  1. You joined your social media profile to your dating site account.

We’ve previously discussed the privacy risk posed by sharing photos, usernames, and email addresses between your private dating profile and the rest of your online presence. Linking your social media accounts may be a simple and timesaving way to create an account on many dating sites and apps, but these sites frequently import most of the data we’ve discussed above directly into your dating profile and account. Given all the points we’ve discussed previously, this is obviously not a wise choice.

I highly recommend using an entirely new and separate email account to sign up for a private dating profile. If the site in question absolutely requires linking a social media account, start a new one without unnecessary personal details.


 

  1. You forgot that social engineering (and catfishing) happen, and can happen to you.

No matter who you are, which gender you are, what you do for a living, or how much money you make, you can be a target for fraud or social engineering. Somebody who wants to manipulate or identify you on a dating site may attempt to gain your trust before drawing you into a trap. If something doesn’t feel right, it probably isn’t. If something seems too good to be true, it probably is. Be very cognizant of members leading you into revealing unusual personal details, compromising photos, or financial information. Dating sites are fair game to cyber-criminals.


 

  1. You weren’t aware that you were accepting risk.

Dating online, like the rest of our lives, carries some inherent risk. The level of risk associated with joining a dating site and interacting with others on that site varies by each individual’s situation. For example, this risk may be to your reputation if your profile (or behavior with other users) were publicized, or to your personal safety if your location or identity were compromised.
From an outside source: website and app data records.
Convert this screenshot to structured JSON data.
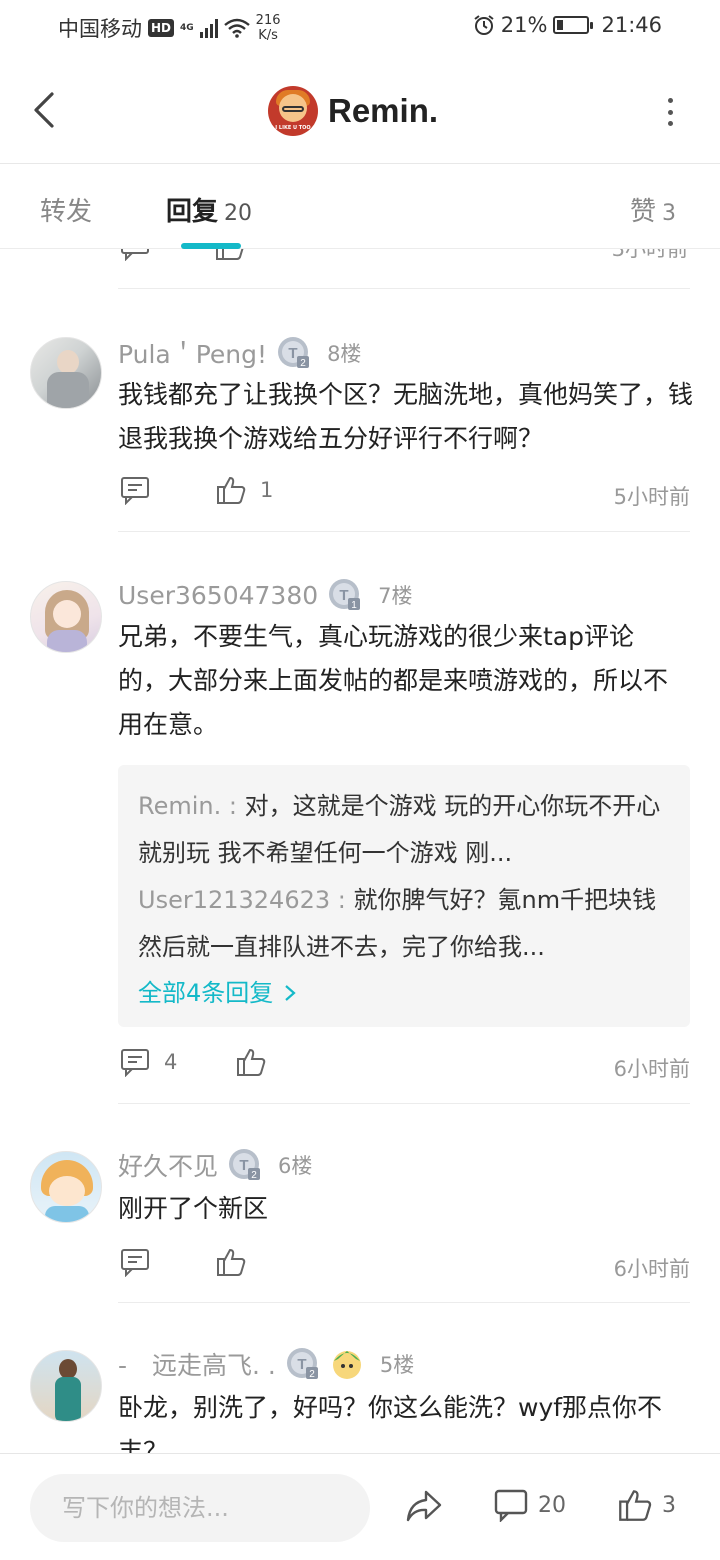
{
  "status_bar": {
    "carrier": "中国移动",
    "hd": "HD",
    "network": "4G",
    "speed": "216",
    "speed_unit": "K/s",
    "battery_percent": "21%",
    "battery_level": 0.21,
    "time": "21:46"
  },
  "header": {
    "title": "Remin.",
    "logo_text": "I LIKE U TOO"
  },
  "tabs": [
    {
      "label": "转发",
      "count": ""
    },
    {
      "label": "回复",
      "count": "20"
    },
    {
      "label": "赞",
      "count": "3"
    }
  ],
  "partial_row": {
    "time": "3小时前"
  },
  "comments": [
    {
      "user": "Pula＇Peng!",
      "badge": "T2",
      "floor": "8楼",
      "text": "我钱都充了让我换个区？无脑洗地，真他妈笑了，钱退我我换个游戏给五分好评行不行啊？",
      "reply_count": "",
      "like_count": "1",
      "time": "5小时前"
    },
    {
      "user": "User365047380",
      "badge": "T1",
      "floor": "7楼",
      "text": "兄弟，不要生气，真心玩游戏的很少来tap评论的，大部分来上面发帖的都是来喷游戏的，所以不用在意。",
      "replies": [
        {
          "author": "Remin. : ",
          "text": "对，这就是个游戏 玩的开心你玩不开心就别玩 我不希望任何一个游戏 刚..."
        },
        {
          "author": "User121324623 : ",
          "text": "就你脾气好？氪nm千把块钱然后就一直排队进不去，完了你给我..."
        }
      ],
      "reply_more": "全部4条回复",
      "reply_count": "4",
      "like_count": "",
      "time": "6小时前"
    },
    {
      "user": "好久不见",
      "badge": "T2",
      "floor": "6楼",
      "text": "刚开了个新区",
      "reply_count": "",
      "like_count": "",
      "time": "6小时前"
    },
    {
      "user": "-　远走高飞. .",
      "badge": "T2",
      "floor": "5楼",
      "text": "卧龙，别洗了，好吗？你这么能洗？wyf那点你不丰？"
    }
  ],
  "bottom_bar": {
    "placeholder": "写下你的想法...",
    "comment_count": "20",
    "like_count": "3"
  },
  "colors": {
    "accent": "#14b9c8",
    "logo_bg": "#c23a2b"
  },
  "icons": [
    "back-arrow-icon",
    "more-vertical-icon",
    "comment-icon",
    "thumbs-up-icon",
    "share-icon",
    "level-badge-icon"
  ]
}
Online dating is a great option for many people and many healthy relationships exist today because of it. You must simply consider what level of risk you’re willing to accept before doing it. Even if you are meticulous in protecting your online presence, there will always be circumstances outside your control. What would the consequences be if the site were breached, and your identity and interactions were posted online or sent to your employer or family? If somebody successfully identified you, how easy would it be to find your street address or place of business? Like any other activity that carries some significant risk, you must consider these types of questions and make your own informed decision.